### TASK PROMPT
Pick out each line of the records in which the word "author" appears.

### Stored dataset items
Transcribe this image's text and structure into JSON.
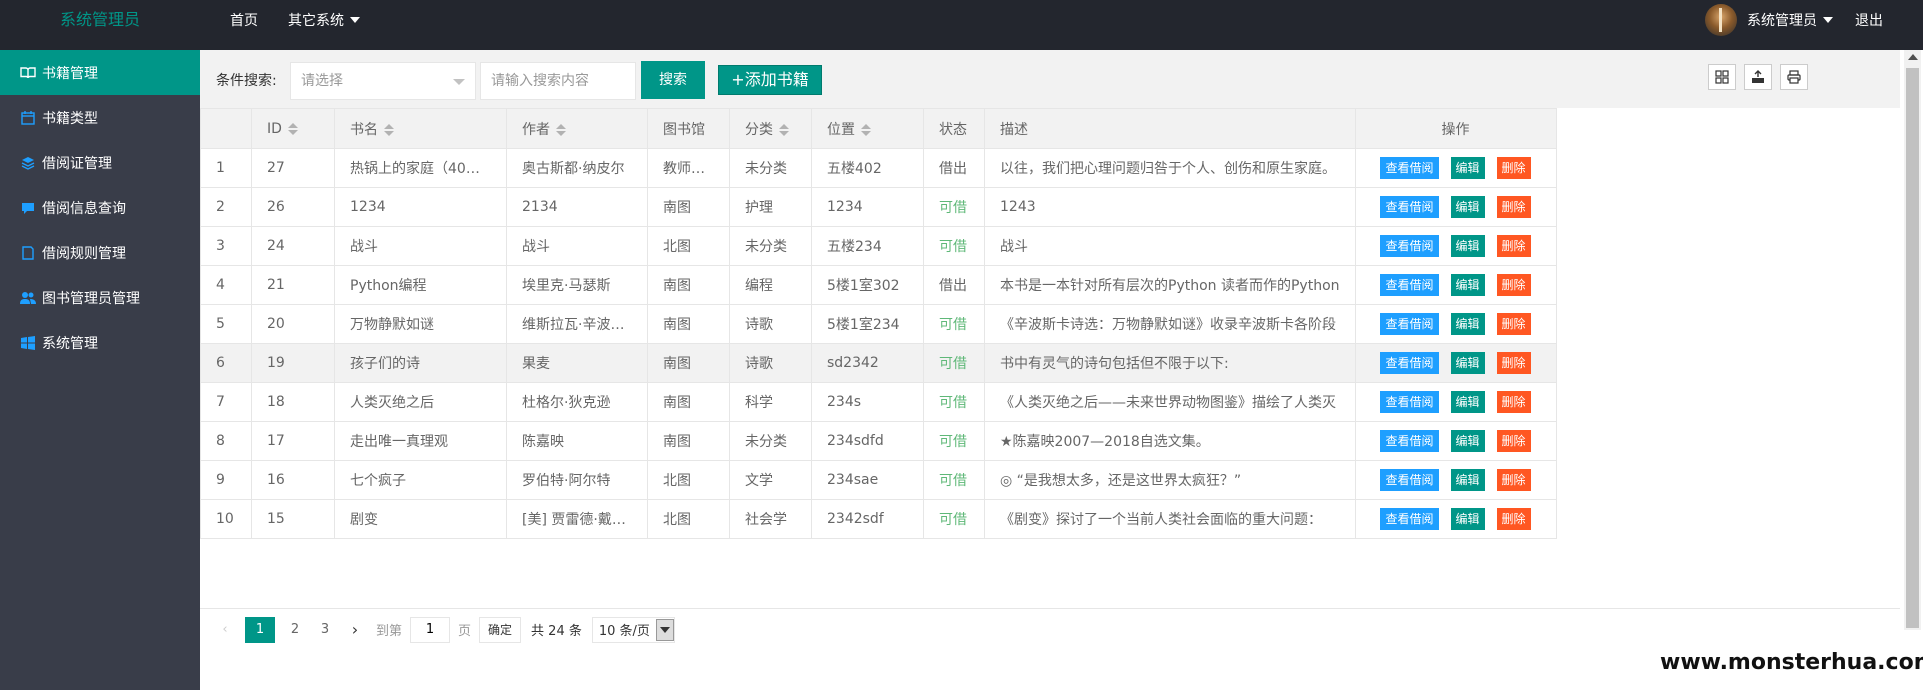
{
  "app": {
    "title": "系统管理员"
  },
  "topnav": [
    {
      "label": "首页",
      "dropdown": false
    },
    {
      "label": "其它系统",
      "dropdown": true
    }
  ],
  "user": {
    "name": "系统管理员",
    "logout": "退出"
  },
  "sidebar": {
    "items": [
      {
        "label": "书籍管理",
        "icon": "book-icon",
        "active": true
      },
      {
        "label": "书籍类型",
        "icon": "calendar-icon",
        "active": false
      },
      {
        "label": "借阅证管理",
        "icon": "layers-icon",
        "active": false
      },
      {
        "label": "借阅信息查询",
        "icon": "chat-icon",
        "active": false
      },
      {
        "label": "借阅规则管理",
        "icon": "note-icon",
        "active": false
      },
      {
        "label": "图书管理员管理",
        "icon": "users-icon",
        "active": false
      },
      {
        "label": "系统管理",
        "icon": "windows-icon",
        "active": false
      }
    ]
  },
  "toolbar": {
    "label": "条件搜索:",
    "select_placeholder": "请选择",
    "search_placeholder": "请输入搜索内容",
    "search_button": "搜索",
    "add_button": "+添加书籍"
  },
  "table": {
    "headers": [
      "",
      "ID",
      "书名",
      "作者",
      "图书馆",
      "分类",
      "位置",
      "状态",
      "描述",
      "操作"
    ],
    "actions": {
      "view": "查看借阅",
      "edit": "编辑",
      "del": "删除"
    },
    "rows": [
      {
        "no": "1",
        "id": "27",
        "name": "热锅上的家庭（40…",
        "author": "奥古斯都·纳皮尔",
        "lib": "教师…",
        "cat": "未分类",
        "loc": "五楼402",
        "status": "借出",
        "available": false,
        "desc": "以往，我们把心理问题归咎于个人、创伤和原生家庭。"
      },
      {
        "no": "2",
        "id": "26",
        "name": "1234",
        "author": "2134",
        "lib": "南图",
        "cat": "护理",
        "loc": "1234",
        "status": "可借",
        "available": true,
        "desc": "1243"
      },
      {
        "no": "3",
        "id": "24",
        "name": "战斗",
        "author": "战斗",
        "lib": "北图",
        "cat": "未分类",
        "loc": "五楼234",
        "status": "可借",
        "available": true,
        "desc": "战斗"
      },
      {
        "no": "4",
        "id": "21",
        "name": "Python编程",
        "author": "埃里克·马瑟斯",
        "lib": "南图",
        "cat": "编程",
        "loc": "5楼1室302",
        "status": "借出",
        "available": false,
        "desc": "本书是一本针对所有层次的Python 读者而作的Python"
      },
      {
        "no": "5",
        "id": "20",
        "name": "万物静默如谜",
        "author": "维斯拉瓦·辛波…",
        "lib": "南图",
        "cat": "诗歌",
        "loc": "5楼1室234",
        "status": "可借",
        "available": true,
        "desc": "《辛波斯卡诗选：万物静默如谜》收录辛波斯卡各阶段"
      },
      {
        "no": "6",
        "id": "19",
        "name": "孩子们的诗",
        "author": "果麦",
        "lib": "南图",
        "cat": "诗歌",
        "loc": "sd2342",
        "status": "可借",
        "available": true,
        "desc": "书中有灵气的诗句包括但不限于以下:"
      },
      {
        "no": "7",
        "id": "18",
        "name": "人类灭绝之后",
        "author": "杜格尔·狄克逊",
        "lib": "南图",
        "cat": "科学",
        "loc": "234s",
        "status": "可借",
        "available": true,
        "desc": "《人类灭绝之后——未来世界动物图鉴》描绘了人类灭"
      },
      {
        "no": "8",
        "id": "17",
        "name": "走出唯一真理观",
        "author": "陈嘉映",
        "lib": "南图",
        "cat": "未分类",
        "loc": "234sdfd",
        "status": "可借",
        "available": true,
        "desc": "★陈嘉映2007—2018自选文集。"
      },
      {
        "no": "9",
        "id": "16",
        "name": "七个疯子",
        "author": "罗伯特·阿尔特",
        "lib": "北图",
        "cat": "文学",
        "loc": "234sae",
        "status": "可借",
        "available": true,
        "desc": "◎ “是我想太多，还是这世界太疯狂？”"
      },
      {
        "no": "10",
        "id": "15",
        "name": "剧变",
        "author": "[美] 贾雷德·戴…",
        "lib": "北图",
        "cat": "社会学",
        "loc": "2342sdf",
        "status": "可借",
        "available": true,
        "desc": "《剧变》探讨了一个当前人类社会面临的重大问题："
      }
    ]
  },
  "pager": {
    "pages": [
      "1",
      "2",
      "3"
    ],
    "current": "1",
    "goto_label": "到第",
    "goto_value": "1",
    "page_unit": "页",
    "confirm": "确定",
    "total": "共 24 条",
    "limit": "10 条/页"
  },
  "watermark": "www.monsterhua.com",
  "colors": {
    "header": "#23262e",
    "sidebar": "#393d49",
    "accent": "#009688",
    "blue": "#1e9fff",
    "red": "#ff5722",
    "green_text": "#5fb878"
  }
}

### ANSWER TO THIS EXERCISE
        "author": "奥古斯都·纳皮尔",
        "author": "2134",
        "author": "战斗",
        "author": "埃里克·马瑟斯",
        "author": "维斯拉瓦·辛波…",
        "author": "果麦",
        "author": "杜格尔·狄克逊",
        "author": "陈嘉映",
        "author": "罗伯特·阿尔特",
        "author": "[美] 贾雷德·戴…",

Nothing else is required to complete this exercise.